Art Direction by Anja Mueller (Taking Sides, Joe and Max, The Neverending Story III, Speed Racer and Schlafes Bruder) and Paul Inglis (nominated for 2007 Art Directors Guild Award for Children of Men; also Alfie, Bridget Jones’s Diary, Bridget Jones: The Edge of Reason, Calendar Girls, Iris, Killing Me Softly, Basic Instinct 2, Incendiary, Thunderbirds and RKO 281).
Special Effects Supervision by Stuart Brisdon (Shakespeare in Love, Finding Neverland, Closer, Chocolat, The Hours, Gosford Park, Quills, Stage Beauty, Last Orders, Calendar Girls, Proof, Derailed, Notes on a Scandal, Beyond the Sea, The Parent Trap, Amazing Grace, The Other Bolyn Girl, Prime Suspect 3, Hamish Macbeth and 42 other movies and TV projects).

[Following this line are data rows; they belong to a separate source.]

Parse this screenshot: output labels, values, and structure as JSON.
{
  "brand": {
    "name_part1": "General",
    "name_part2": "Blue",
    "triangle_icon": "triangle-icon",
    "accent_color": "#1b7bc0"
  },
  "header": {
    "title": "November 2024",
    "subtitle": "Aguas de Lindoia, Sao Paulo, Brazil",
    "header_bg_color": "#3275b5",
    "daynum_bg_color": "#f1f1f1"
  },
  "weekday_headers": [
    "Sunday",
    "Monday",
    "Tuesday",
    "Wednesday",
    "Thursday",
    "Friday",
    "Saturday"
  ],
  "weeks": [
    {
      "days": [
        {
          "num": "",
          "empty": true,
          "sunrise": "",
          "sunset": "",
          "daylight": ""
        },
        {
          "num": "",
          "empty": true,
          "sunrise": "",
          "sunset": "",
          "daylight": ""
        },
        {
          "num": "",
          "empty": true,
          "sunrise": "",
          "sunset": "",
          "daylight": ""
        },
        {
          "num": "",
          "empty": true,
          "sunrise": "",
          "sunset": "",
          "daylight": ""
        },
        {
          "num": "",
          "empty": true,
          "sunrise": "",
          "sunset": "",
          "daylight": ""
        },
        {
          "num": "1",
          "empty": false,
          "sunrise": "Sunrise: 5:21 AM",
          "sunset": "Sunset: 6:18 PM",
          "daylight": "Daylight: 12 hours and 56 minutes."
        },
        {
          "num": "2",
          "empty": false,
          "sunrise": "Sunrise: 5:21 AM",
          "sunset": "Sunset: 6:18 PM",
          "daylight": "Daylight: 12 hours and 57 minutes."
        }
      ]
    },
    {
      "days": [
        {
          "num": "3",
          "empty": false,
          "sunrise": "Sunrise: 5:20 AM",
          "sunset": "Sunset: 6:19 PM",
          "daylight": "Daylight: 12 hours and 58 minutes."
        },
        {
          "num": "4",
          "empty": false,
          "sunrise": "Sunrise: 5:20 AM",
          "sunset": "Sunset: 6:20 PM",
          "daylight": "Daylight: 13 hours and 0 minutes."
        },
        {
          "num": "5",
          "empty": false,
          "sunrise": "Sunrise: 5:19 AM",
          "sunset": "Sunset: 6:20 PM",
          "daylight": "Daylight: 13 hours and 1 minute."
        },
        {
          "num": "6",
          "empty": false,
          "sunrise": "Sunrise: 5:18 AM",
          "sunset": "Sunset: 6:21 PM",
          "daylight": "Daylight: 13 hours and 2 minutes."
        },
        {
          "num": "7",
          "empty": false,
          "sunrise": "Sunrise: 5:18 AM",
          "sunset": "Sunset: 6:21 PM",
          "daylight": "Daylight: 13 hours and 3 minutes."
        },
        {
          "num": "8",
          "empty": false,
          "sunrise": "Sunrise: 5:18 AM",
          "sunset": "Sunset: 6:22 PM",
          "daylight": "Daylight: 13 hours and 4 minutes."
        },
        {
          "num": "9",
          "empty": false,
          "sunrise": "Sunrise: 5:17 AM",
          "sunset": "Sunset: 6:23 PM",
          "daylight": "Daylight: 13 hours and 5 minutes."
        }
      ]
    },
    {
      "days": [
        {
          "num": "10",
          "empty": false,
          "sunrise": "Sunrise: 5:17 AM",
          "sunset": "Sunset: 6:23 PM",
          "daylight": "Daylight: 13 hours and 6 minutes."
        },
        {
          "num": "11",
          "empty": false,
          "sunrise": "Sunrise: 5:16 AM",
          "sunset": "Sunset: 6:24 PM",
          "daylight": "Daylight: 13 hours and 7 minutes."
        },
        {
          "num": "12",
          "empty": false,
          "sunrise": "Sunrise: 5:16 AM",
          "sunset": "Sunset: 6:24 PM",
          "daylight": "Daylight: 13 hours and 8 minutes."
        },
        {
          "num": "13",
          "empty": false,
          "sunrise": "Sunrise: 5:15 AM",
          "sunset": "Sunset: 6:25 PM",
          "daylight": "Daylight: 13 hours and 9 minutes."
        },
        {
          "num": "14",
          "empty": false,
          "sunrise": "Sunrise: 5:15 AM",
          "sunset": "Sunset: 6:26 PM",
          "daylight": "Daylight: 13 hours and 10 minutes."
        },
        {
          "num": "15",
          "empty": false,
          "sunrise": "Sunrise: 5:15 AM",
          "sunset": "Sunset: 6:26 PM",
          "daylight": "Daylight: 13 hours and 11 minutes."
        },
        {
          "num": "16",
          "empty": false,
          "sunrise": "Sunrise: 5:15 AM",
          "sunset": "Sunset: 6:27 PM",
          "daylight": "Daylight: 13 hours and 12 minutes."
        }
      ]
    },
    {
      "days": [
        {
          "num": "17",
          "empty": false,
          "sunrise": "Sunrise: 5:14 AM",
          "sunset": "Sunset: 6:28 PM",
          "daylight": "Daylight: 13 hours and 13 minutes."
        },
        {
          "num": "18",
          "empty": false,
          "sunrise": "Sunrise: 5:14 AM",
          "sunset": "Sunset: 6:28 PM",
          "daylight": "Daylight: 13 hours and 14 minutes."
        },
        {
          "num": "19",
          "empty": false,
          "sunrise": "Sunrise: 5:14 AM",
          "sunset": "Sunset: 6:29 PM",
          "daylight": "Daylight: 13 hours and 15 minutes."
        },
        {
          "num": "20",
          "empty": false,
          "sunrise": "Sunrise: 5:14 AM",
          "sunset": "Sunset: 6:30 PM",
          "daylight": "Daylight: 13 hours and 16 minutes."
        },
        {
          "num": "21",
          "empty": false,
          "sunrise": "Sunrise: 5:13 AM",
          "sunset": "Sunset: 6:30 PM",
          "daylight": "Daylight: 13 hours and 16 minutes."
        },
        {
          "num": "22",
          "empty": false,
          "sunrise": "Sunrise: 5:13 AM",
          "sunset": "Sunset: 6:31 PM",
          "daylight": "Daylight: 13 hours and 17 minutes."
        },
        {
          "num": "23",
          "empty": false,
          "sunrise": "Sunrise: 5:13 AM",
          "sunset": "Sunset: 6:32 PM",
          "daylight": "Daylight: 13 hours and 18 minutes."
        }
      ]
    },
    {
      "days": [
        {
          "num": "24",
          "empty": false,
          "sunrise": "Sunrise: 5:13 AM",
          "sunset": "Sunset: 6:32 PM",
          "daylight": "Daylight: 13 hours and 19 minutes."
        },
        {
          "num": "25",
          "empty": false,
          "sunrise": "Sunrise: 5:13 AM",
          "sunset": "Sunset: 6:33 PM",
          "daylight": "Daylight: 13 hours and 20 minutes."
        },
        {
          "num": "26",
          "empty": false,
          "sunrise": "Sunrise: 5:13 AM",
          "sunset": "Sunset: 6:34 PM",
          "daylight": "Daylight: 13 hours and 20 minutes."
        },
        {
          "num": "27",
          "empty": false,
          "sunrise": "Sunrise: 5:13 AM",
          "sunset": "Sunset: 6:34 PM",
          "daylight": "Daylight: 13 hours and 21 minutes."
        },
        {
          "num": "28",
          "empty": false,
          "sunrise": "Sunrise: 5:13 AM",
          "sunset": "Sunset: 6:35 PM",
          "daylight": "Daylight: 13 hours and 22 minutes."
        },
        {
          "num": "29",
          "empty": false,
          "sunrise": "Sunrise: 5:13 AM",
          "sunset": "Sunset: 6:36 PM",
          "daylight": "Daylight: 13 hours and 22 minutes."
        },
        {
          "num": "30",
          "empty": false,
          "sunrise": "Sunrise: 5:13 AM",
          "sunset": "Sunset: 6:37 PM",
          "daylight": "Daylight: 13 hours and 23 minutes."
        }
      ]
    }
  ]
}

Visual Effects Supervision by Richard Van Den Bergh (Lost in Space, Velvet Goldmine, The Winslow Boy, Mansfield Park and 24 episodes of Space Precinct) and James Rogers (Emmy nom for Moby Dick; also did visual effects for The Lord of the Rings: The Return of the King, Ghost Ship, Street Fighter, Welcome to Woop Woop and Paradise Road).
Gussi Artecinema (Mexico), Imagem Filmes (Brazil), Korea Screen (South Korea), LNK Filmes (Portugal), Lionsgate (U.K.), Nordisk Film (Sweden) and Shapira Films (Israel).